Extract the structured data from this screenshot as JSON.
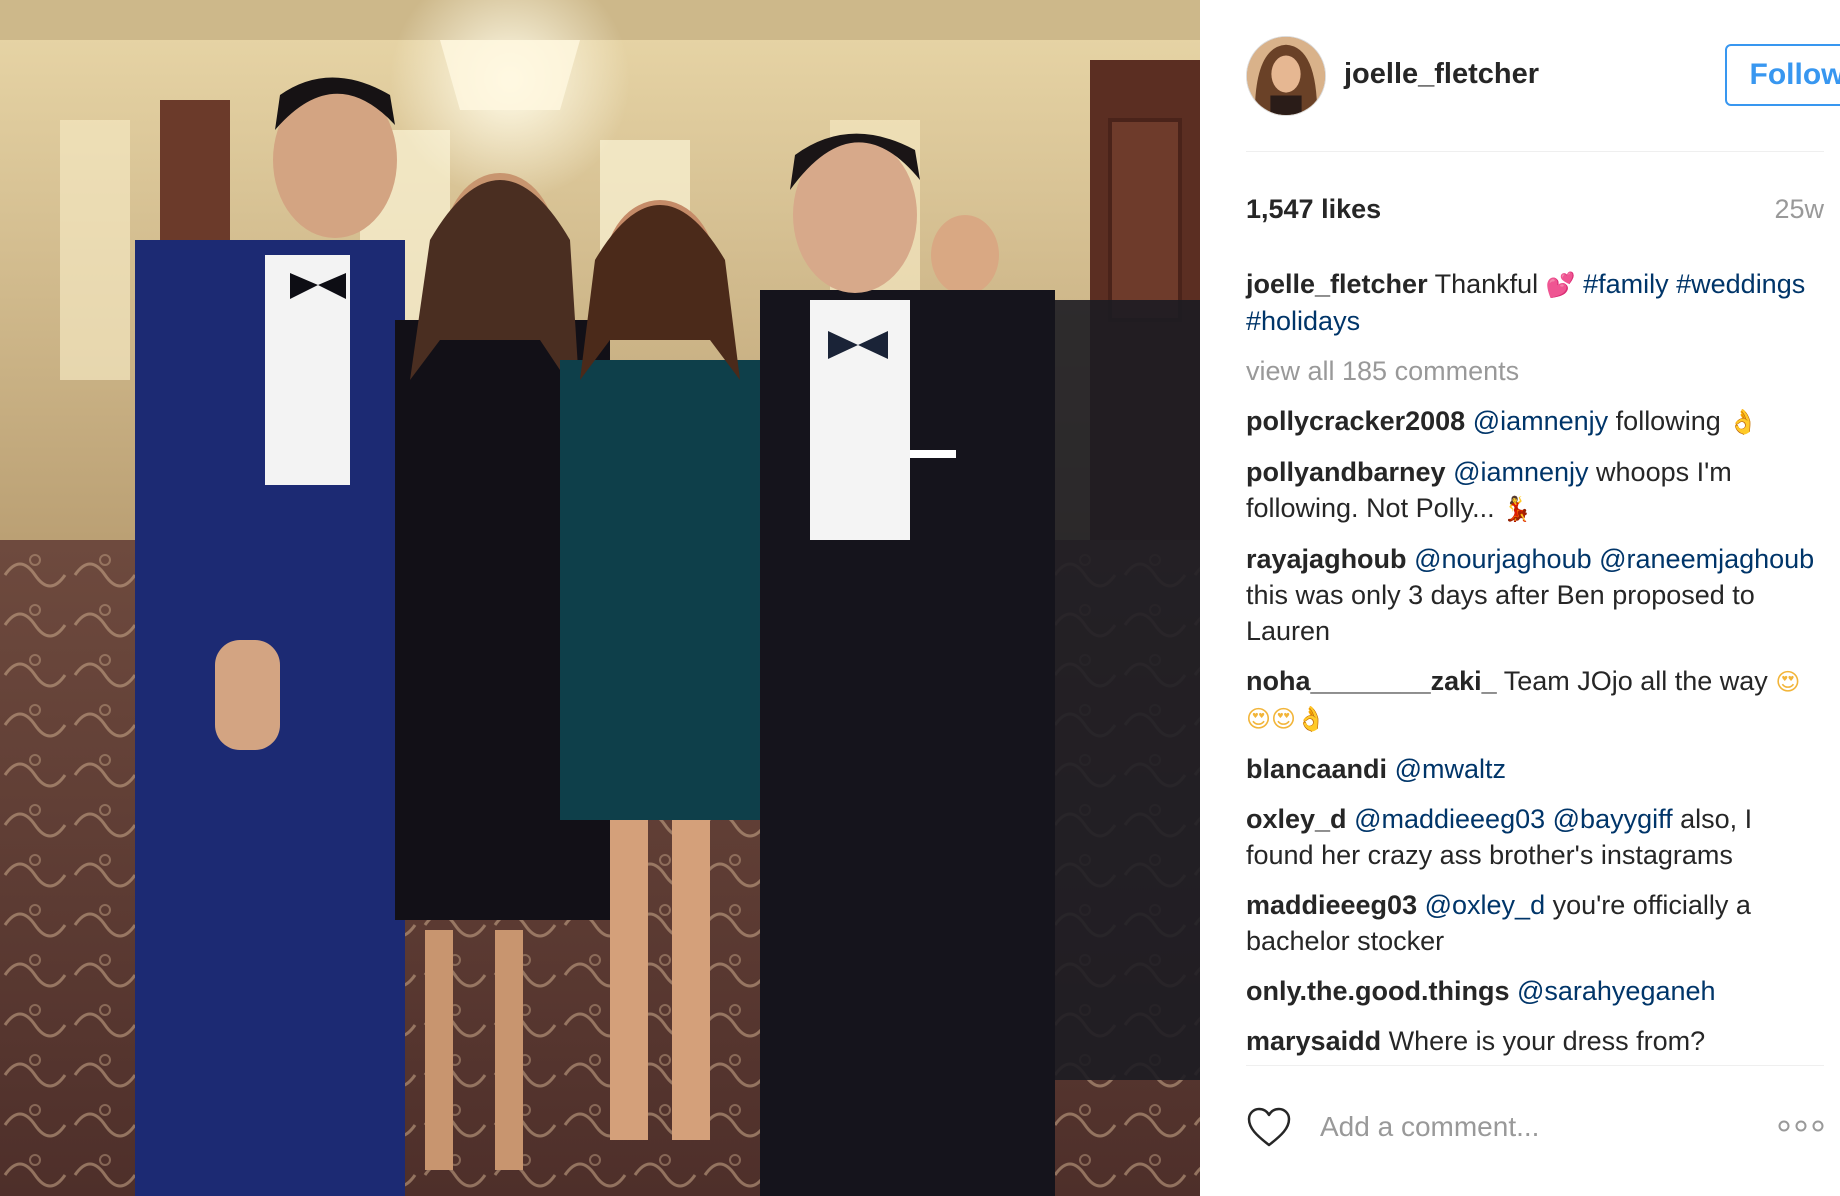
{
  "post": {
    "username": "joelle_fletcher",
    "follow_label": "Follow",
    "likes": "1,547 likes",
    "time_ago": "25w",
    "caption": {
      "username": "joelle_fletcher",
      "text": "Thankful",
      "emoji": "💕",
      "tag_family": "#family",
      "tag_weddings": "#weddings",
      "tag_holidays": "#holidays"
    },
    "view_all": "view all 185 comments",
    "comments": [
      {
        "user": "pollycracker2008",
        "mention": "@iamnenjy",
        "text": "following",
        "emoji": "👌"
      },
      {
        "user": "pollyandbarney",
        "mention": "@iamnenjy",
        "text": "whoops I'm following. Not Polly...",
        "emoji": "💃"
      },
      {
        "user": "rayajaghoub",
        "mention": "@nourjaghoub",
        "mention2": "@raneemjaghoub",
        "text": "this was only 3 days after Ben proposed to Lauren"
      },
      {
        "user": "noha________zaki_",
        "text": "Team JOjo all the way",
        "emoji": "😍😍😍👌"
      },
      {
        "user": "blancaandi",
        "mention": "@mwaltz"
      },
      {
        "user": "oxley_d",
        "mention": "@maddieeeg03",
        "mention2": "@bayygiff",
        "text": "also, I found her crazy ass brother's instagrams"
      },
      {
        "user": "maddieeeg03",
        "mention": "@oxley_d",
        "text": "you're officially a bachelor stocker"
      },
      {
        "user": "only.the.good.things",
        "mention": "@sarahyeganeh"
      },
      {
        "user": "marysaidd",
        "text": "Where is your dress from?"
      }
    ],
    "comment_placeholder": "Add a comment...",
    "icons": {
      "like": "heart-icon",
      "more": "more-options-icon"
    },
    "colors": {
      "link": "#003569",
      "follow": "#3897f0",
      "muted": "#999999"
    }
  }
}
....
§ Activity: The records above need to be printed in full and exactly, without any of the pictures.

§ Expected answer:
Extract the structured data from this screenshot as JSON.
{
  "post": {
    "username": "joelle_fletcher",
    "follow_label": "Follow",
    "likes": "1,547 likes",
    "time_ago": "25w",
    "caption": {
      "username": "joelle_fletcher",
      "text": "Thankful",
      "emoji": "💕",
      "tag_family": "#family",
      "tag_weddings": "#weddings",
      "tag_holidays": "#holidays"
    },
    "view_all": "view all 185 comments",
    "comments": [
      {
        "user": "pollycracker2008",
        "mention": "@iamnenjy",
        "text": "following",
        "emoji": "👌"
      },
      {
        "user": "pollyandbarney",
        "mention": "@iamnenjy",
        "text": "whoops I'm following. Not Polly...",
        "emoji": "💃"
      },
      {
        "user": "rayajaghoub",
        "mention": "@nourjaghoub",
        "mention2": "@raneemjaghoub",
        "text": "this was only 3 days after Ben proposed to Lauren"
      },
      {
        "user": "noha________zaki_",
        "text": "Team JOjo all the way",
        "emoji": "😍😍😍👌"
      },
      {
        "user": "blancaandi",
        "mention": "@mwaltz"
      },
      {
        "user": "oxley_d",
        "mention": "@maddieeeg03",
        "mention2": "@bayygiff",
        "text": "also, I found her crazy ass brother's instagrams"
      },
      {
        "user": "maddieeeg03",
        "mention": "@oxley_d",
        "text": "you're officially a bachelor stocker"
      },
      {
        "user": "only.the.good.things",
        "mention": "@sarahyeganeh"
      },
      {
        "user": "marysaidd",
        "text": "Where is your dress from?"
      }
    ],
    "comment_placeholder": "Add a comment...",
    "icons": {
      "like": "heart-icon",
      "more": "more-options-icon"
    },
    "colors": {
      "link": "#003569",
      "follow": "#3897f0",
      "muted": "#999999"
    }
  }
}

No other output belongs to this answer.